Any employee testing positive for COVID-19 should be immediately restricted from office visitation until after recovery. Regardless of testing status, anyone exhibiting symptoms should not be allowed inside the workplace.
Having Dedicated HR Support in Place
Small and medium businesses across America often do not have a formal HR department. This can be a significant problem in these trying times. Many employers have questions about how to proceed under the current circumstances.
Can employers ask employees if they are exhibiting coronavirus symptoms? Can employers ask high-risk employees to stay at home? What should employers do if an employee is exposed to someone diagnosed with COVID-19? These are all critical questions, which require the support of a dedicated HR function.
However, if your business doesn’t have one, you can reach out to third parties like marketing recruitment agencies that offer the support you need.
Creating Temporary Policies and Updating Existing Ones

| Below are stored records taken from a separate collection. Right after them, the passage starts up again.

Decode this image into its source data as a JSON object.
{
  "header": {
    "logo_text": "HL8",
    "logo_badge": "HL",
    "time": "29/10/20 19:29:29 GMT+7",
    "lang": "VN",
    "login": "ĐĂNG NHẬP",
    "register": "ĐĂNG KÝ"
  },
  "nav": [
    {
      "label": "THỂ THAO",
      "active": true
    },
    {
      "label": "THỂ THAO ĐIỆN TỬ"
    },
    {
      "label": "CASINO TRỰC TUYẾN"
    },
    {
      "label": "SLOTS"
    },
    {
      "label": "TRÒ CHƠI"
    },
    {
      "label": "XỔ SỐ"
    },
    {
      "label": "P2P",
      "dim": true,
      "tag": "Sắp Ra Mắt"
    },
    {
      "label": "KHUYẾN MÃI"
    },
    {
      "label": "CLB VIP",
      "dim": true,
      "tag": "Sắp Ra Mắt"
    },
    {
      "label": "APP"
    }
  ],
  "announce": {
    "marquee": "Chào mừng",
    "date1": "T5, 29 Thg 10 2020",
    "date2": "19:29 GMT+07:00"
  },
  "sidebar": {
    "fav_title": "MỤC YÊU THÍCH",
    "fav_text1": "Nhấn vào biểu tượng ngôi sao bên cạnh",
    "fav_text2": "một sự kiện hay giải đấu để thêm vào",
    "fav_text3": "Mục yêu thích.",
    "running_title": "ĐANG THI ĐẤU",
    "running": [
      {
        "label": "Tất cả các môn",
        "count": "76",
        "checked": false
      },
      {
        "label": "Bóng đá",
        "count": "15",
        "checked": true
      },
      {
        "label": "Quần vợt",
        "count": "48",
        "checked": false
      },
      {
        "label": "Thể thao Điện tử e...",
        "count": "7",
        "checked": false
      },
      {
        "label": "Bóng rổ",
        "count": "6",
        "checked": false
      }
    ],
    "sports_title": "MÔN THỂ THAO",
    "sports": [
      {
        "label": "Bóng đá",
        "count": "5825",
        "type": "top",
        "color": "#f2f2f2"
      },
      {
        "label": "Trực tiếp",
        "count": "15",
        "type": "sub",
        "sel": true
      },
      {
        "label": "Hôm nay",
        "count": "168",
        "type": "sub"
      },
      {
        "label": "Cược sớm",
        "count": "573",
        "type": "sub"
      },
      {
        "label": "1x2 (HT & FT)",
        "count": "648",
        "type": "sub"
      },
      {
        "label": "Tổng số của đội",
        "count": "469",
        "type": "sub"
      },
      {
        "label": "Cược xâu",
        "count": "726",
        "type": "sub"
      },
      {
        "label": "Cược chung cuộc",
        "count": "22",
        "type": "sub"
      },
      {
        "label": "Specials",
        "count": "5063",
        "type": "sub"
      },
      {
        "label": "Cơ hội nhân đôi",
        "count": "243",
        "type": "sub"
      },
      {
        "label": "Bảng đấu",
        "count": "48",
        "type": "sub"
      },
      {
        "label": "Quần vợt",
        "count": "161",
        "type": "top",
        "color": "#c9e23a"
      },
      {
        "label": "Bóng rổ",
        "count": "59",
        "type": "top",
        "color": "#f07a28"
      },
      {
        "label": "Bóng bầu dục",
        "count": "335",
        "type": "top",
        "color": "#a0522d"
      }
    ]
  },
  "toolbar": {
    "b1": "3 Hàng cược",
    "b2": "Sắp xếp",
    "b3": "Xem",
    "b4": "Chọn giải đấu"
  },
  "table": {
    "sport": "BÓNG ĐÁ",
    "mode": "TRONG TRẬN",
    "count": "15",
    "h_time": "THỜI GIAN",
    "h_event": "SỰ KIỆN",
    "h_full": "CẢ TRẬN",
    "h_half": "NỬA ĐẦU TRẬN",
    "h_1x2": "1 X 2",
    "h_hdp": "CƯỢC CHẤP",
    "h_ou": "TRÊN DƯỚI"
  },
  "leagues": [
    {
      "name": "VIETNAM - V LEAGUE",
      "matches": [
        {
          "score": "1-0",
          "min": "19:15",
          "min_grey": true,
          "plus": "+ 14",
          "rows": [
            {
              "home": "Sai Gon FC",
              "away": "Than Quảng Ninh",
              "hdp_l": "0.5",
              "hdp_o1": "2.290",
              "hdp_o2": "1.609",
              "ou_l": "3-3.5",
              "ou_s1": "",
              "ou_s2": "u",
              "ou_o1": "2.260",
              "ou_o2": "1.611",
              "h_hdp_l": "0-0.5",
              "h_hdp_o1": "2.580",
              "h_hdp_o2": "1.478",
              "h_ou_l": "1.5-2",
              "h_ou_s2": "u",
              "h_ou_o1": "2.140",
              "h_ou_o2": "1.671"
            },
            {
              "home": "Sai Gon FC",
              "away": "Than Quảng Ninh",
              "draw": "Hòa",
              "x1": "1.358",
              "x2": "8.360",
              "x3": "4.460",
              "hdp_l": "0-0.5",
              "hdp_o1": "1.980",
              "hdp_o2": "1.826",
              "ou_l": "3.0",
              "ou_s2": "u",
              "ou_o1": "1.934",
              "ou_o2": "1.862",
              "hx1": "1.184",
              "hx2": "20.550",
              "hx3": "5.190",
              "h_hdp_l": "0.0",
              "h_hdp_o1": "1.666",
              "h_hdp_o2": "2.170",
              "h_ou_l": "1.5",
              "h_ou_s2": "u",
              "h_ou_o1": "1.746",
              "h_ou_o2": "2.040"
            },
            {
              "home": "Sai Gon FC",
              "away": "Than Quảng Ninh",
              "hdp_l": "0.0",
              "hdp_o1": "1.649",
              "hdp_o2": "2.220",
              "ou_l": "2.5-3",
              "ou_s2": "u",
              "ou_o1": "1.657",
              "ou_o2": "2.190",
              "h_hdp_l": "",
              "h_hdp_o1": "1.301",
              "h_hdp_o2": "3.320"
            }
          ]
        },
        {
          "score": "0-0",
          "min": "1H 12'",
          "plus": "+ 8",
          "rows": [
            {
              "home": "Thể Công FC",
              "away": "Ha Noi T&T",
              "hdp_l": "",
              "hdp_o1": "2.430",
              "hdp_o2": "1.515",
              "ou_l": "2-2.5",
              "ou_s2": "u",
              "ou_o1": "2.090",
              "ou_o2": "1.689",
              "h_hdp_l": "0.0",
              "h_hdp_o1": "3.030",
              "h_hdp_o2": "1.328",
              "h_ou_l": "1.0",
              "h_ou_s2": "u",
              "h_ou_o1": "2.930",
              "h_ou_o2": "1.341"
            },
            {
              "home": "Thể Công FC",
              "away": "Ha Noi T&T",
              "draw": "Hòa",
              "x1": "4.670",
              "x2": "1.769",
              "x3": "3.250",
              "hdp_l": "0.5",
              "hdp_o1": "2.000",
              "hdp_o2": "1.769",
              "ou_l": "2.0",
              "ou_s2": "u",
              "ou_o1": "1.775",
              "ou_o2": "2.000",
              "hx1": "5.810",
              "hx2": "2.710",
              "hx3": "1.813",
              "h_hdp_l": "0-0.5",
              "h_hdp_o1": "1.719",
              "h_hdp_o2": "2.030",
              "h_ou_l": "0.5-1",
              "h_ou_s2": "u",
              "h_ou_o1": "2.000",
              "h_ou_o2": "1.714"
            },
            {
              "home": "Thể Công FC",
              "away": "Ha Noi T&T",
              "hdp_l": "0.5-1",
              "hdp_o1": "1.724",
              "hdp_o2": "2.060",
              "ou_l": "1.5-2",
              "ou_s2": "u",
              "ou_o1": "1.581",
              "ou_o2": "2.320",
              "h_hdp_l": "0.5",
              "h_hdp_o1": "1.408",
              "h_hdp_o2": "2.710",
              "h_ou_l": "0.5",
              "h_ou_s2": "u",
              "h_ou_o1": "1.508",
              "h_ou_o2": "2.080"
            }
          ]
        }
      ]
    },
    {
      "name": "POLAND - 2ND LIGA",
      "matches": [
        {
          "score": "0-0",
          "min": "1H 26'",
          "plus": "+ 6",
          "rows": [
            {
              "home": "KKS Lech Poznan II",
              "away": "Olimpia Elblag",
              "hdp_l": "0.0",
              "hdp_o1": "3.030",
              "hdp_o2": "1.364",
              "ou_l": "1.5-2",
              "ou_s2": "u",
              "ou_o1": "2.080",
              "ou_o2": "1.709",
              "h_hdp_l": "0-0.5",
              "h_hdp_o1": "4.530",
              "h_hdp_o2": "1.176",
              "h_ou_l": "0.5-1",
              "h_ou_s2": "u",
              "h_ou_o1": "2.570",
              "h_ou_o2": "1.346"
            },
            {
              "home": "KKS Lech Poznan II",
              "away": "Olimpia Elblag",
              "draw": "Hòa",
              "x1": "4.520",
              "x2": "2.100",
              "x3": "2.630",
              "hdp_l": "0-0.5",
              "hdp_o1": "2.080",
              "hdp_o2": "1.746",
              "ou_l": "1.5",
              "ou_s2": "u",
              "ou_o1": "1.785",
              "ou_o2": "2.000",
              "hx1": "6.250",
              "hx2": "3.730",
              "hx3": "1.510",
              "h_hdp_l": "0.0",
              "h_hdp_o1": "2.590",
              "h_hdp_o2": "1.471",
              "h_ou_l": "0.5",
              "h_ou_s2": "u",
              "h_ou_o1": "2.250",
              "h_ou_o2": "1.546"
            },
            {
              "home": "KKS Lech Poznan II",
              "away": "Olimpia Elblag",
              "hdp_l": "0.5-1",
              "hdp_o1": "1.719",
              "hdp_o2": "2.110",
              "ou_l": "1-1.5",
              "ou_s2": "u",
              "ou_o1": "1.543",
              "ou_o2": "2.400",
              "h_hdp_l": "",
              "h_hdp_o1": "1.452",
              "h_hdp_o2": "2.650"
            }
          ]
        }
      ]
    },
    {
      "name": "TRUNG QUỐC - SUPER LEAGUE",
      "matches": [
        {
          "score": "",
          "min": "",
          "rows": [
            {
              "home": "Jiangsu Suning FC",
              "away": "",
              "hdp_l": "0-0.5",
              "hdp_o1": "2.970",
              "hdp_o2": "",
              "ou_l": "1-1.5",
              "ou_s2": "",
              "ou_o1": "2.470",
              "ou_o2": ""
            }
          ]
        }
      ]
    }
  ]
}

COVID-19 has prompted changes to employment laws all over the world, including in the United States. Employers need to ensure that their business policies are updated in concert with the ongoing health crisis, including talent acquisition strategies. These policies should both help guide employees through the crisis as well as protect the employer from retaliation. There are several policy updates you can make in the context of employee safety:
- Sick and paid leaves.
- Teleworking and remote teams.
- Staggered work schedules.
Evaluating Crisis Management Plans
The COVID-19 pandemic has exposed just how ineffective most contingency plans can be in the face of a global health crisis. As a best practice, employers should reevaluate their crisis management plans across the board, in order to be better prepared in the event of future outbreaks or pandemics.
Revised crisis management plans should take into account all the lessons Coronavirus has taught us. This will help you meet employee expectations as well as ensure effective employee management well into the future
Reducing Employee Stress through Communication
Effective communication is essential for reopening businesses. Clear communication and transparency can go a long way to help reduce employee stress and build trust. Employers should focus on communicating with their employees, answering questions, and offering guidelines for returning to work.
The return to the workplace is an ideal time to highlight changes in company policy and how those changes might impact employee safety. Effective communication will help employees trust their employer’s decision to reopen their respective businesses.